#### [PROBLEM REQUIREMENTS]
Report every line from the following entries that contains the string "Mustermann".

= = =

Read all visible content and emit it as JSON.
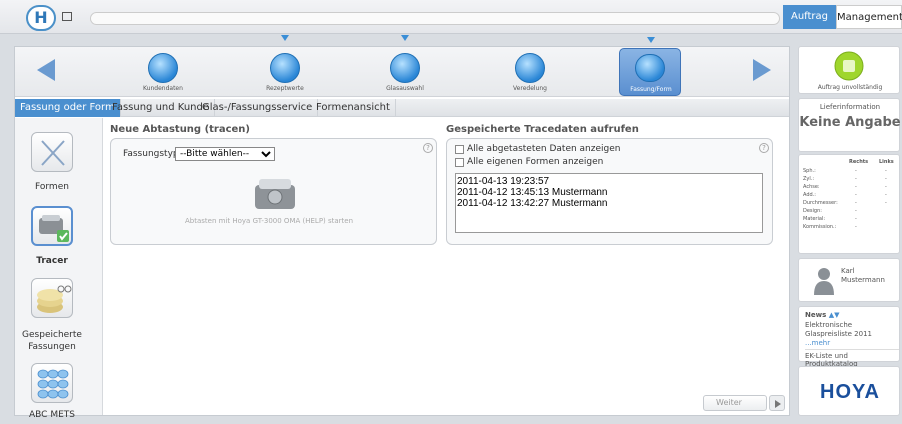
{
  "header": {
    "logo_letter": "H",
    "nav_auftrag": "Auftrag",
    "nav_management": "Management"
  },
  "steps": [
    {
      "label": "Kundendaten",
      "icon": "customer-icon"
    },
    {
      "label": "Rezeptwerte",
      "icon": "prescription-icon"
    },
    {
      "label": "Glasauswahl",
      "icon": "lens-icon"
    },
    {
      "label": "Veredelung",
      "icon": "coating-icon"
    },
    {
      "label": "Fassung/Form",
      "icon": "frame-icon",
      "active": true
    }
  ],
  "tabs": [
    "Fassung oder Form",
    "Fassung und Kunde",
    "Glas-/Fassungsservice",
    "Formenansicht"
  ],
  "left_nav": [
    {
      "label": "Formen"
    },
    {
      "label": "Tracer",
      "active": true
    },
    {
      "label": "Gespeicherte Fassungen"
    },
    {
      "label": "ABC METS"
    }
  ],
  "left_panel": {
    "title": "Neue Abtastung (tracen)",
    "fassungstyp_label": "Fassungstyp",
    "fassungstyp_value": "--Bitte wählen--",
    "hint": "Abtasten mit Hoya GT-3000 OMA (HELP) starten"
  },
  "right_panel": {
    "title": "Gespeicherte Tracedaten aufrufen",
    "check1": "Alle abgetasteten Daten anzeigen",
    "check2": "Alle eigenen Formen anzeigen",
    "entries": [
      "2011-04-13 19:23:57",
      "2011-04-12 13:45:13 Mustermann",
      "2011-04-12 13:42:27 Mustermann"
    ]
  },
  "weiter": "Weiter",
  "sidebar": {
    "status": "Auftrag unvollständig",
    "lieferinfo": "Lieferinformation",
    "keine_angabe": "Keine Angabe",
    "table_head": [
      "Rechts",
      "Links"
    ],
    "rows": [
      {
        "label": "Sph.:",
        "r": "-",
        "l": "-"
      },
      {
        "label": "Zyl.:",
        "r": "-",
        "l": "-"
      },
      {
        "label": "Achse:",
        "r": "-",
        "l": "-"
      },
      {
        "label": "Add.:",
        "r": "-",
        "l": "-"
      },
      {
        "label": "Durchmesser:",
        "r": "-",
        "l": "-"
      },
      {
        "label": "Design:",
        "r": "-",
        "l": ""
      },
      {
        "label": "Material:",
        "r": "-",
        "l": ""
      },
      {
        "label": "Kommission.:",
        "r": "-",
        "l": ""
      }
    ],
    "user_first": "Karl",
    "user_last": "Mustermann",
    "news_title": "News",
    "news_text": "Elektronische Glaspreisliste 2011",
    "news_more": "...mehr",
    "news_link": "EK-Liste und Produktkatalog",
    "brand": "HOYA"
  },
  "colors": {
    "accent": "#4a8fcf",
    "active_step": "#5a8fd0",
    "status_green": "#9fd62c",
    "brand_blue": "#1a4f9c"
  }
}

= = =

#### [WRITTEN ANSWER]
      "2011-04-12 13:45:13 Mustermann",
      "2011-04-12 13:42:27 Mustermann"
    "user_last": "Mustermann",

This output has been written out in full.